Holden has become the first car company in Australia to rent vehicles directly to the general public – giving them the option to switch between a hatchback, an SUV or a ute at a short notice, as their needs change throughout the year.
Holden’s rental car service called Maven has been around since 2017, but until now has only made cars available to drivers in the “gig” economy, such as food delivery drivers or Uber ride-share drivers.
Over the past two years the Maven service has built up more than 6000 members who have used more than 2300 Holden cars to complete more than 9 million ride-sharing or food delivery journeys – in the process clocking up more than 200 million kilometres combined.
Holden has expanded the Maven fleet to 2500 in anticipation of growing demand from retail customers. By comparison, car-share market leader GoGet has about 3000 vehicles that can be rented hourly or daily, from $74 to $93 per day, depending on which plan subscribers are on.
There is no membership fee to join Holden’s Maven service, but the cars available for weekly rental start with the Holden Trax city SUV ($225 per week), and then go up in price to include the Holden Calais sedan ($265), the Holden Equinox medium SUV ($250) and the Holden Acadia seven-seat SUV ($330). The Holden Trailblazer, or a Holden Colorado LTZ ute with a tow bar is $300 per week.
The prices are dearer than taking out a long-term loan but the fees include insurance, scheduled servicing, unlimited kilometres, and 24/7 roadside assistance. Plus, customers have the choice of extended periods without a car to avoid weekly fees. Insurance claim excess is $1000 for drivers over 25 and $1500 for drivers under 25.
Customers who sign up must first take the vehicle for a minimum 28 days before switching to week-by-week rental periods. You can also go without a car for most of the year, but the minimum rental periods are seven-day blocks.
Maven only needs seven days’ notice to switch vehicle types. For example, you could rent a hatchback for most of the year but switch to an SUV or ute during the holidays.
“The offer is designed to feel like vehicle ownership but without the hassles,” says a media statement from Holden.
“With only seven days’ notice required, members can take a break, change their model or when their needs change (such as) heading overseas, members can drop their vehicle off and pick up another when they get back.”
For now the Maven service is only available at selected Holden dealers in Melbourne, Sydney, Adelaide, Brisbane, the Gold Coast, the Sunshine Coast and Perth.
The service is not currently offered in Canberra, Tasmania, or the Northern Territory but the vehicles can be driven there, though not swapped there.
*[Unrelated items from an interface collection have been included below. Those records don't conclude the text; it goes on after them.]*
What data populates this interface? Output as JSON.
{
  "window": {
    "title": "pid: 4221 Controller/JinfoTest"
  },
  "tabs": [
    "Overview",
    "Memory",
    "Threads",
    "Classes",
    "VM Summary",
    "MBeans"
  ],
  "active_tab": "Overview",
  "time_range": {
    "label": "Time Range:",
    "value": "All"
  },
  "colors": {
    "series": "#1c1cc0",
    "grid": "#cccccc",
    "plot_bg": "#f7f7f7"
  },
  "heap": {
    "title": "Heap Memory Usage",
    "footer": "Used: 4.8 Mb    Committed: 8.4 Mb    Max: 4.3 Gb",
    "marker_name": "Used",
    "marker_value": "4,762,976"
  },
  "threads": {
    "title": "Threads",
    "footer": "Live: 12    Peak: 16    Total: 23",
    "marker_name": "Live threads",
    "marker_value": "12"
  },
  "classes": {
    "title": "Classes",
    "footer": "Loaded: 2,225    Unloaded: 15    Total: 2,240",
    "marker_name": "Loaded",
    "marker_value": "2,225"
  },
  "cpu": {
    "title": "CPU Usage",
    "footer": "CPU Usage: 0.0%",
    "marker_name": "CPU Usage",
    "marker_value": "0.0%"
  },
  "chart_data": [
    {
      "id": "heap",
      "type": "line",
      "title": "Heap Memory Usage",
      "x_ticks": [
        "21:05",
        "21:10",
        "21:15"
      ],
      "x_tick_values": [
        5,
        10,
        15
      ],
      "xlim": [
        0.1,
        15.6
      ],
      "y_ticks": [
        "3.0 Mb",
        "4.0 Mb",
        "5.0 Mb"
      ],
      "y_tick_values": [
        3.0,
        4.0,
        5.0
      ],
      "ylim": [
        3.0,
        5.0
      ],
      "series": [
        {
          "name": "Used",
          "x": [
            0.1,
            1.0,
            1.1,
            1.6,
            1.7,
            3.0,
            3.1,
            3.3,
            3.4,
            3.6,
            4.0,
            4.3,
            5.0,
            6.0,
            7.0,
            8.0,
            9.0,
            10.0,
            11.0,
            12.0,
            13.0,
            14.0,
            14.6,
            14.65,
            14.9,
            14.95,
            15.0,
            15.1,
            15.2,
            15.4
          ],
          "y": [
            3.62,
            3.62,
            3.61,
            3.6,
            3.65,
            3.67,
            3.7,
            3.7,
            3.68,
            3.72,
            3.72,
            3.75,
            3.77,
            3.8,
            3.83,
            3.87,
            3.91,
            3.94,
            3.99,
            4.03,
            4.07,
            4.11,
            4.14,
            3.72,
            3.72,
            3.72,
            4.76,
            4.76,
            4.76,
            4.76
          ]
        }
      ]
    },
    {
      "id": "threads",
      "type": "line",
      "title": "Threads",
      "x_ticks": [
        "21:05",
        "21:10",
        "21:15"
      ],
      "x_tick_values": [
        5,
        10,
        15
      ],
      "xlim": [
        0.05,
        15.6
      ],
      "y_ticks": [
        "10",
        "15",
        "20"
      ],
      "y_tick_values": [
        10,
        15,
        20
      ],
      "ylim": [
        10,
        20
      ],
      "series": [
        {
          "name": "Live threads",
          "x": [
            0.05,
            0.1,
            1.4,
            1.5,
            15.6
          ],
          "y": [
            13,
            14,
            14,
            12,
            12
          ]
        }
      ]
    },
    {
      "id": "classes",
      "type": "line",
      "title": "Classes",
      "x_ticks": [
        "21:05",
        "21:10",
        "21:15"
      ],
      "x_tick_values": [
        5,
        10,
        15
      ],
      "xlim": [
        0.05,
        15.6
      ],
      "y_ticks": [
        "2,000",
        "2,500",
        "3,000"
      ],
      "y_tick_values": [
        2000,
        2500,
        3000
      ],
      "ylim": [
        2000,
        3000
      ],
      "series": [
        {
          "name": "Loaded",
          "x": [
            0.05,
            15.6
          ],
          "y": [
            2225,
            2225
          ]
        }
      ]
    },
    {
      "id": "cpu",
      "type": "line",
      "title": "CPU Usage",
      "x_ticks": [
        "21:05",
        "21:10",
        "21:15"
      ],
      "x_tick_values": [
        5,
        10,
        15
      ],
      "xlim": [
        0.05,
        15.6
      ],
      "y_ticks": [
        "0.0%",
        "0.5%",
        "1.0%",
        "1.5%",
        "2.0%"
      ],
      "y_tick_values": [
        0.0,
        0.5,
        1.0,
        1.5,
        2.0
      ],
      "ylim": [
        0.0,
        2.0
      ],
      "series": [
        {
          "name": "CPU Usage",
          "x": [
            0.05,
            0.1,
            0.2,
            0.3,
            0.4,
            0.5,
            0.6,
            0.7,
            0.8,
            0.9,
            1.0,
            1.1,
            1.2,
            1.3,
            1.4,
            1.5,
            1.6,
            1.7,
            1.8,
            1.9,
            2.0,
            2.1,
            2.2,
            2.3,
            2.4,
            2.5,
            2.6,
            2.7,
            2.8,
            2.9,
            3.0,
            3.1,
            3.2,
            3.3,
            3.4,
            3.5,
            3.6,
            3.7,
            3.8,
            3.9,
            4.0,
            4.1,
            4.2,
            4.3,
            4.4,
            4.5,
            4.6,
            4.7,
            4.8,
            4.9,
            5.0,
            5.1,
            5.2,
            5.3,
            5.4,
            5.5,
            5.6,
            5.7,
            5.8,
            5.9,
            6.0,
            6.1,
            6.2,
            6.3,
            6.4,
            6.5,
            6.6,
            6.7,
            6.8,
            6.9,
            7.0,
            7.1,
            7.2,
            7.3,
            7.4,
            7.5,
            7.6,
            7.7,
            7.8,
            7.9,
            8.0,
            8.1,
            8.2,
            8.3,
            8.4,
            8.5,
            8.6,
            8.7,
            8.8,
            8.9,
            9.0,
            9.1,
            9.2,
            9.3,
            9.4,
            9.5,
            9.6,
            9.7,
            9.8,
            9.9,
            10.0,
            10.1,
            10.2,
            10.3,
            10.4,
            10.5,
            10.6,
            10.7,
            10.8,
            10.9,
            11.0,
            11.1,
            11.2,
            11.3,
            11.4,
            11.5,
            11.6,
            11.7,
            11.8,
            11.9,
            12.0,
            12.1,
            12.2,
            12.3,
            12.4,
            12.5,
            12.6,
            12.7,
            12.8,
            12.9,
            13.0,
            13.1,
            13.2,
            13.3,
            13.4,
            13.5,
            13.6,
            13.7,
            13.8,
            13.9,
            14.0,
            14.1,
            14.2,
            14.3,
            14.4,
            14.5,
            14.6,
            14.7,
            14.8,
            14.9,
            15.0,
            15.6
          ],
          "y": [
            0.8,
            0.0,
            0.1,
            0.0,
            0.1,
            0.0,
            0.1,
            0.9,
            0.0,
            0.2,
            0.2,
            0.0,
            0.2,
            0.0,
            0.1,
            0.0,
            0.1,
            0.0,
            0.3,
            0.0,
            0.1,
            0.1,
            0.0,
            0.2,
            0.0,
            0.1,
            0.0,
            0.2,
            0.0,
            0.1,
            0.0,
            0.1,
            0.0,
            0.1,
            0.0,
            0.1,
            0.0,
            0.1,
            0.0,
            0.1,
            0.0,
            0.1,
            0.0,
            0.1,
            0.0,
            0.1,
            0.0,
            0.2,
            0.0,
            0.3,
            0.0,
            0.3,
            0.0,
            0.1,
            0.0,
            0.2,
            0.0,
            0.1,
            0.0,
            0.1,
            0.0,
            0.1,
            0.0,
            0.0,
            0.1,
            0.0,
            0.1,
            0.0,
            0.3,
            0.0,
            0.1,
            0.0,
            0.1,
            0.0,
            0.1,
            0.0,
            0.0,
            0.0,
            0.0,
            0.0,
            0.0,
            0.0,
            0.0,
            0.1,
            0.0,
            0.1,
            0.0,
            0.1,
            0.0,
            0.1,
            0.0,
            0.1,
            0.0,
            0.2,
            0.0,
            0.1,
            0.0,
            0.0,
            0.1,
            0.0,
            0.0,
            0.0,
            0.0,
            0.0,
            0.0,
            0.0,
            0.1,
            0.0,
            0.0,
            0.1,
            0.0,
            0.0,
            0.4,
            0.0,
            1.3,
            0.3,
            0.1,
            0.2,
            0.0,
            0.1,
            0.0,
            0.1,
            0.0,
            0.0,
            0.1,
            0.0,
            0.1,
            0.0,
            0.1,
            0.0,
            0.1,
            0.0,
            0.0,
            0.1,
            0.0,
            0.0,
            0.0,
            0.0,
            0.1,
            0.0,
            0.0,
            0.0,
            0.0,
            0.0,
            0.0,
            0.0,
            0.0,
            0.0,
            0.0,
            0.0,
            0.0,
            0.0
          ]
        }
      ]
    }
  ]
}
Holden says the next generation of car buyers and drivers – millennials – are becoming increasingly accustomed to not owning expensive items outright, whether it be renting a home or rolling over new mobile phones on a plan.
In fact, Holden says nearly four out of every five Maven customers so far is a millennial who “values experiences over possessions (and) spend money on a desirable experiences instead of buying goods”.
The company says Maven can also be used by small businesses to “reduce their capital outlays or … reward employees with an upgraded work vehicle without committing to a long-term lease”.
In March this year, Toyota launched its Kinto car-share service in Tokyo “as society shifts from conventional car ownership to car usage that can be enjoyed wherever and as much as users would like”.
The Japanese company said at the time it will “continue to watch the market and listen to customer feedback to determine … when a Toyota subscription service is right for Australia”.
Luxury brands are also eyeing off the car-share segment locally following successful trials overseas.
“The subscription model is an important direction for us for the future,” Volvo Australia boss Nick Connor told CarAdvice earlier this year.
“I don’t think younger people value ownership any more,” Mr Connor said at the time, because they like the idea of “using something and then giving it back”.
"The subscription model has a lot of legs, and it can be premium priced – frankly it needs to be premium priced to make us any money,” he said.
Not every car-sharing experiment has been successful, however. In the US, General Motors “temporarily paused” its 'Book By Cadillac' luxury-car sharing service at the end of 2018 after just two years of operation. It had allowed customers access to a range of prestige vehicles for $US1800 a month.